"It almost seems like the refugee system is set up for this," says Riberto Carrera, a 40-year-old Chilean landed immigrant. "I think it would be better just to forget about the refugee system and bring people in as workers."
Mr. Carrera says refugee claimants know that even if their cases are rejected they can work for as long as three years while their applications are processed.
Many of those who apply for asylum in Canada do not come from countries known for producing refugees. In 2002, the top 10 source countries for refugee claimants in Canada included Hungary, Mexico and Costa Rica (visas are not required to enter Canada from the latter two). From 1998-2002, 3,156 Costa Ricans sought asylum and only 116 were accepted as refugees. In the same period, 7,700 Mexicans sought asylum and 1,440 were accepted.
The immigration crackdown in the United States that followed the terrorist attacks of Sept. 11, 2001, prompted some illegals to come to Canada, Prof. Devoretz says. "People used to use Canada as a platform to get into the U.S. But people from Muslim countries do not try this any more." Many Pakistanis, for example, filed refugee claims at the U.S. border last year, before the safe third-country agreement came into effect.
Ontario's construction boom has also encouraged foreigners to overstay their visas and work in the cash economy. With 225,000 annual housing starts across the country, contractors cannot find enough Canadians to fill jobs.
"We try and recruit in Canadian high schools but even Canadian immigrants who arrived 40 years ago don't want their children to be construction workers, even though it's pretty good money," Mr. Manahan said.
(House framers can earn up to $25 an hour, while undocumented workers who aren't unionized usually earn $10 an hour.)
Carlos Pimentel, a spokesman with the Central Ontario Regional Council of Carpenters, said he was "stunned" to find vast numbers of undocumented trimmers, framers and bricklayers when his union began organizing in these sectors three years ago.
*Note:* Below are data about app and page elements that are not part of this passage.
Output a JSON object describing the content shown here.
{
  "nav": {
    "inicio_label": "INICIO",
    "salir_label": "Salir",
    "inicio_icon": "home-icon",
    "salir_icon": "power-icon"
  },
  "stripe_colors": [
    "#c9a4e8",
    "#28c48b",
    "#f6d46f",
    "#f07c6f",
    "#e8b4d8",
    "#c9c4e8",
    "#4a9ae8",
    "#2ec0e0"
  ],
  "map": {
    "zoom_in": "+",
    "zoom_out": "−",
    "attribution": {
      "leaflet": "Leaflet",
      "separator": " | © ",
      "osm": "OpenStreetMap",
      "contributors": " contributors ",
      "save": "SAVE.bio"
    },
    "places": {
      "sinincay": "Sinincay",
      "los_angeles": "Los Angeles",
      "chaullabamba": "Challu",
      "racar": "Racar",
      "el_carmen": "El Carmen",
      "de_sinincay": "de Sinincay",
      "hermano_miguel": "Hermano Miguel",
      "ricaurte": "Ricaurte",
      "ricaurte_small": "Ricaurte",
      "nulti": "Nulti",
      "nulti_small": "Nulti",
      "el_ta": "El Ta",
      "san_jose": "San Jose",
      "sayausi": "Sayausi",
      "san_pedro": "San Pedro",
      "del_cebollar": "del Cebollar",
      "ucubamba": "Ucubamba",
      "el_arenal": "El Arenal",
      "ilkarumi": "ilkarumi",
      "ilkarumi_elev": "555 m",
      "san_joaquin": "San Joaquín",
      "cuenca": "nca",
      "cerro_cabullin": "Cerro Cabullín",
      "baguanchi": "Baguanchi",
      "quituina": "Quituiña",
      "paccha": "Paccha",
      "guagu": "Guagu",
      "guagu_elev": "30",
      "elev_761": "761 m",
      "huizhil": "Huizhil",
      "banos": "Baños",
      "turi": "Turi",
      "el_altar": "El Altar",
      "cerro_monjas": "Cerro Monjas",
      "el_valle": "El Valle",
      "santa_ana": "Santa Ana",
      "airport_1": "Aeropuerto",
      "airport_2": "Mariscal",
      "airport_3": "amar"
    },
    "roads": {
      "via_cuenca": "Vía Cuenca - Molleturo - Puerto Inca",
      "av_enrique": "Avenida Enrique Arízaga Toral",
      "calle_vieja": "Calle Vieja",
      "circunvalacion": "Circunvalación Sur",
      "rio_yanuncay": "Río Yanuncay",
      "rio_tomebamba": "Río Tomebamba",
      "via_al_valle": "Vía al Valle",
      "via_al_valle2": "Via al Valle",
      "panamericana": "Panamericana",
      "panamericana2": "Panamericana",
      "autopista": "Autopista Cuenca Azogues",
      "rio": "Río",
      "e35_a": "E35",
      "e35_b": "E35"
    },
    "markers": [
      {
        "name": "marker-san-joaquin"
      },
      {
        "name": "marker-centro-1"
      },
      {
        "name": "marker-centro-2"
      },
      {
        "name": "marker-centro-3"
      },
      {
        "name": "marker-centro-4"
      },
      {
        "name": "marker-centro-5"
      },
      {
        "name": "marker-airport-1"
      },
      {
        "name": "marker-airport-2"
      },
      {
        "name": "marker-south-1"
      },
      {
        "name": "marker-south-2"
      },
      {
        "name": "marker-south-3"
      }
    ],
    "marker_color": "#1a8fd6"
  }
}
Many trimmers came from Mendoza, a wine-growing province in Argentina. Others came from Panama, Central America, Eastern Europe, even Ireland. "Many have been here for years, not months. It would require an army of immigration officers to track down people," said Mr. Pimentel, who signed up several hundred.
Mr. Waldman believes that it is not possible to stop the flow of people in search of better lives from reaching Canada: They will come as long as there is work for them.
To apply as a landed immigrant, applicants must accrue 67 of 100 points in categories measuring education and language ability. This excludes many blue-collar workers.
Estimated number: up to 200,000
Estimated number in Ontario's construction sector: 76,000
Illegals as percent of foreigners who come to live in Canada every year: 8%
Methods of entry: Refugee system; visa overstays
Refugee claim acceptance rate: 48% of about 40,000 annual claims
Number of refugee claimants ordered deported in the last five years who are still here: 36,000
Number of student, visitor and work visas issued last year: 800,000
Percentage who overstay their visa: 8% (or 64,000)